- **PROBLEM**
Collect all lines containing the word "points" from the data.

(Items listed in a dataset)
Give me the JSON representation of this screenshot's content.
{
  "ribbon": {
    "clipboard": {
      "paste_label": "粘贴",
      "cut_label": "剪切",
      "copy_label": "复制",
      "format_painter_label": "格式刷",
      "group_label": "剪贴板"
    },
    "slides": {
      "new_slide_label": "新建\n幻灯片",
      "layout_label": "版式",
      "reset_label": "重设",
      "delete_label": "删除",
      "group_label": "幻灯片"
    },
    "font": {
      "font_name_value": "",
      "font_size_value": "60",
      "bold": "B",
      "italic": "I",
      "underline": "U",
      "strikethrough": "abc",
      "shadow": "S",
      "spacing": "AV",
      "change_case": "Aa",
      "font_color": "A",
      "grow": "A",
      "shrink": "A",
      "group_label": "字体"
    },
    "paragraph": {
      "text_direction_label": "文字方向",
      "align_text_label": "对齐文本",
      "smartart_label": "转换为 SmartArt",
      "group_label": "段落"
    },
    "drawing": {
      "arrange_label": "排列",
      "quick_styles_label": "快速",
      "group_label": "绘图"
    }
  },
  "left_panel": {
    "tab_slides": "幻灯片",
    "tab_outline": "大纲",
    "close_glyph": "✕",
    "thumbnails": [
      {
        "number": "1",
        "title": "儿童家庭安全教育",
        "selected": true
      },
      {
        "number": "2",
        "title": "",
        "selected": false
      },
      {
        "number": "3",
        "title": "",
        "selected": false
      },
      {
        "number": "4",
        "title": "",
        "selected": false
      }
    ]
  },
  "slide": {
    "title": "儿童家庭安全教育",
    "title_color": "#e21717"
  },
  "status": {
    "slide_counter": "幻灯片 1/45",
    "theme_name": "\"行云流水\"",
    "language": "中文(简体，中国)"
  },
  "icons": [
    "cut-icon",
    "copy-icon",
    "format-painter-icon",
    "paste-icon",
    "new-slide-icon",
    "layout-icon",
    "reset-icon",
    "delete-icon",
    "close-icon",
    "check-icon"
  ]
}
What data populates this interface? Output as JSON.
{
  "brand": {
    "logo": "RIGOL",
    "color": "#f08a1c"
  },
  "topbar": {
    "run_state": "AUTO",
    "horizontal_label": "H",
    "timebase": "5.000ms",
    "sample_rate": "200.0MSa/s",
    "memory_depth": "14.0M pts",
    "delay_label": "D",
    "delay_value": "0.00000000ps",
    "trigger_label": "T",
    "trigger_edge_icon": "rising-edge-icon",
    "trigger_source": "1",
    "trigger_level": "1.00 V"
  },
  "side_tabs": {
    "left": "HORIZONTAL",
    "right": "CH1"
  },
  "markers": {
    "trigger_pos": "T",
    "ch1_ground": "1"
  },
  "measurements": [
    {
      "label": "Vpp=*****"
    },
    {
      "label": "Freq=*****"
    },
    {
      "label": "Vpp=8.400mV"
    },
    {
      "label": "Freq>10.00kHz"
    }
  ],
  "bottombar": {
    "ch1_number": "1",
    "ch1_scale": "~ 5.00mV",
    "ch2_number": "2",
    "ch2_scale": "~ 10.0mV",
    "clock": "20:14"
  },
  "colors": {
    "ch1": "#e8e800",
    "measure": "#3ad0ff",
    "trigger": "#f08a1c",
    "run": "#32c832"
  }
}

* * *

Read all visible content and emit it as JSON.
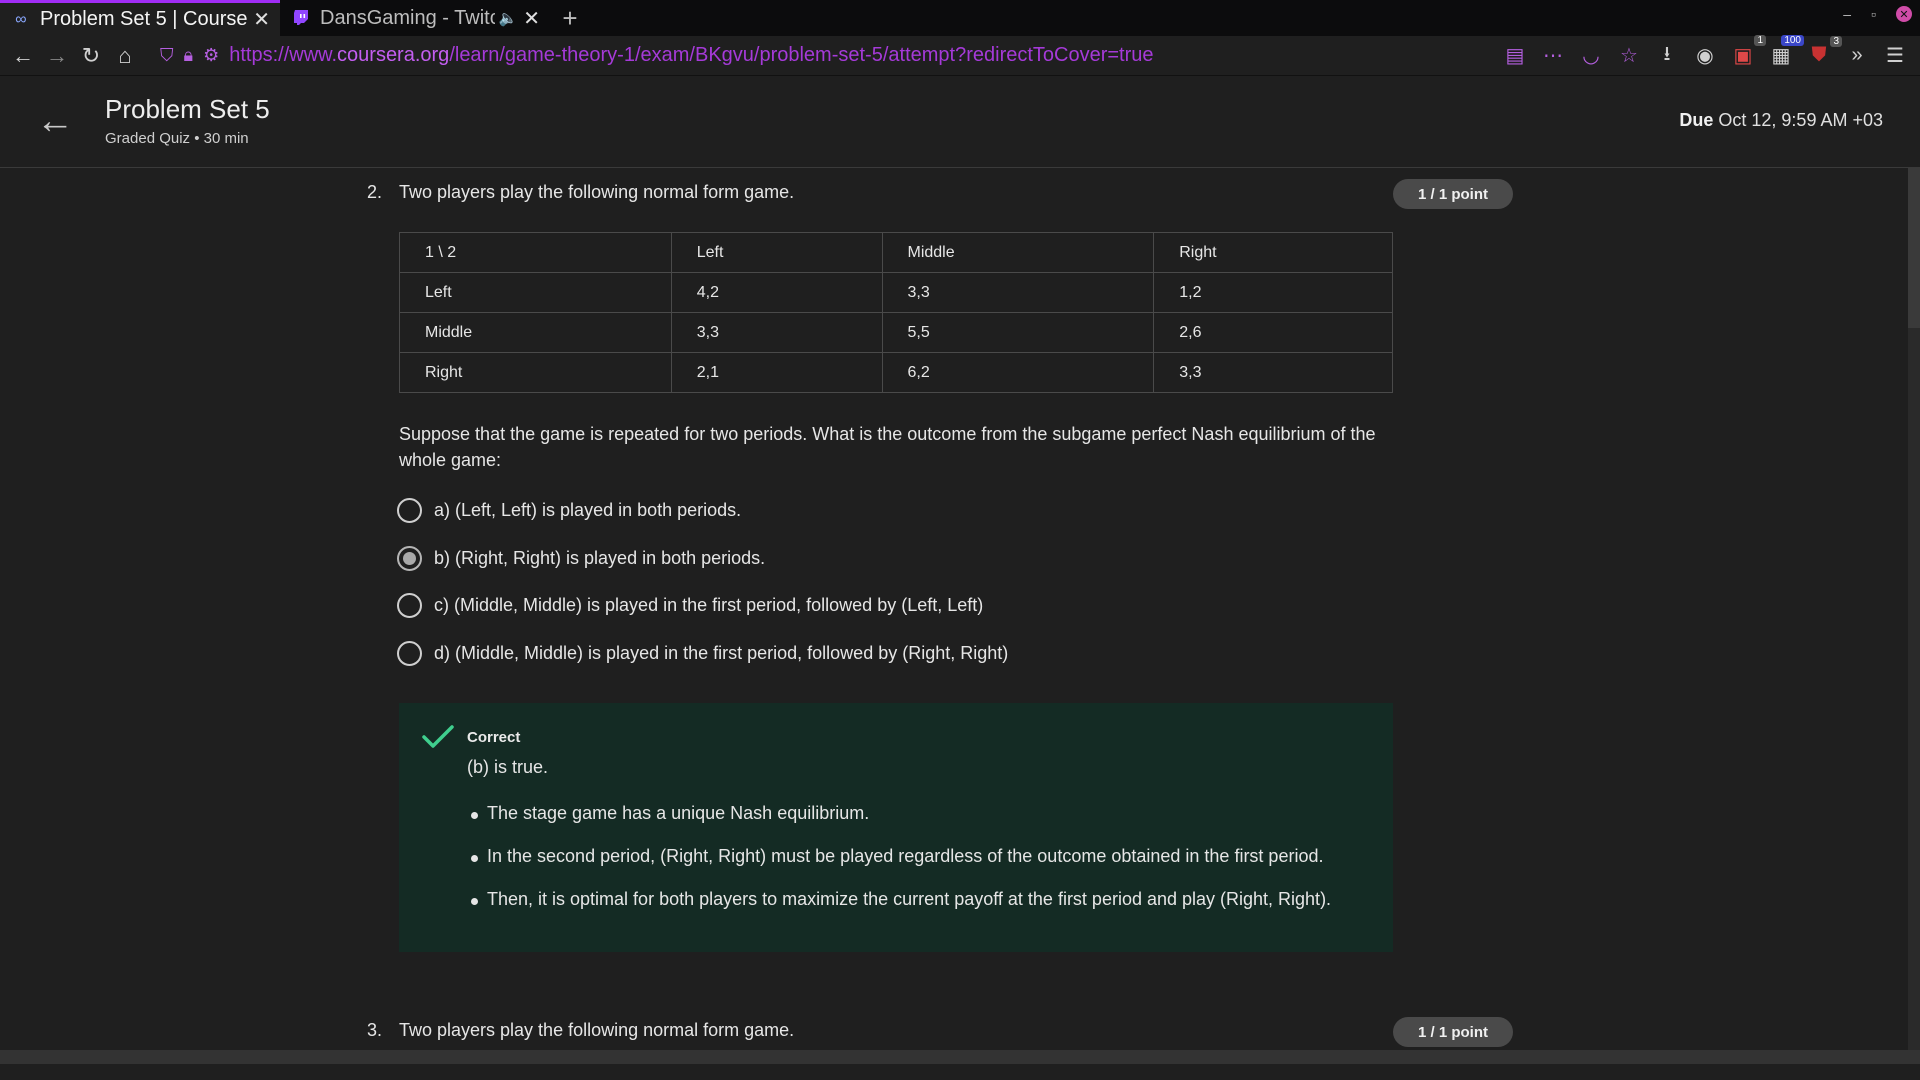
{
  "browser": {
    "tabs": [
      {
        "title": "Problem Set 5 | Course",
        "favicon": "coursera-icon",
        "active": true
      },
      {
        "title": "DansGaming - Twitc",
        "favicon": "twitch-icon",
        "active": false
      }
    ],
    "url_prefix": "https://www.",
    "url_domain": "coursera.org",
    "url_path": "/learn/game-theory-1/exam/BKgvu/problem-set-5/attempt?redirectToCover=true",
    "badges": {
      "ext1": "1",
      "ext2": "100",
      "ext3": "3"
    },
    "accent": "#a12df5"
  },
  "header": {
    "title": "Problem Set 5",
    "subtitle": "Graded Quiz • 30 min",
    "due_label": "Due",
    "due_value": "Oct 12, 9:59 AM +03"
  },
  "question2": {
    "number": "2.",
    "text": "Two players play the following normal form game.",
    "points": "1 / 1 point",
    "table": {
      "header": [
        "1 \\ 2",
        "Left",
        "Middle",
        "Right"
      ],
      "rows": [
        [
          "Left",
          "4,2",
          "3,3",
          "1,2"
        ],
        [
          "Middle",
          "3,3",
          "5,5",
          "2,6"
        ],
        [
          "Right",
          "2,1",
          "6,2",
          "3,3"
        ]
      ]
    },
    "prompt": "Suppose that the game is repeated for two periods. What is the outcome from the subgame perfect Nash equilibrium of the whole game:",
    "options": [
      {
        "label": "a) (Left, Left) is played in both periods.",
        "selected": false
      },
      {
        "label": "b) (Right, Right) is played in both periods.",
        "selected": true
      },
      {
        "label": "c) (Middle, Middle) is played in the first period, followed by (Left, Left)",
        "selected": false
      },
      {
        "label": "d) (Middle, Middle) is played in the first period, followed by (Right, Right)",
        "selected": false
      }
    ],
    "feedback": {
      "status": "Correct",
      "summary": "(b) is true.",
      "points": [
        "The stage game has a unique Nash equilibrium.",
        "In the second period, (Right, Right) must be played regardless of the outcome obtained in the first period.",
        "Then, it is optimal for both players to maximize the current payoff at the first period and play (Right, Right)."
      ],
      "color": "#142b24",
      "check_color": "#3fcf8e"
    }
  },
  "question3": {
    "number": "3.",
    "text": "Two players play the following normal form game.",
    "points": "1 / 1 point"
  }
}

- **EXERCISE RESULT**
    "points": "1 / 1 point",
      "points": [
    "points": "1 / 1 point"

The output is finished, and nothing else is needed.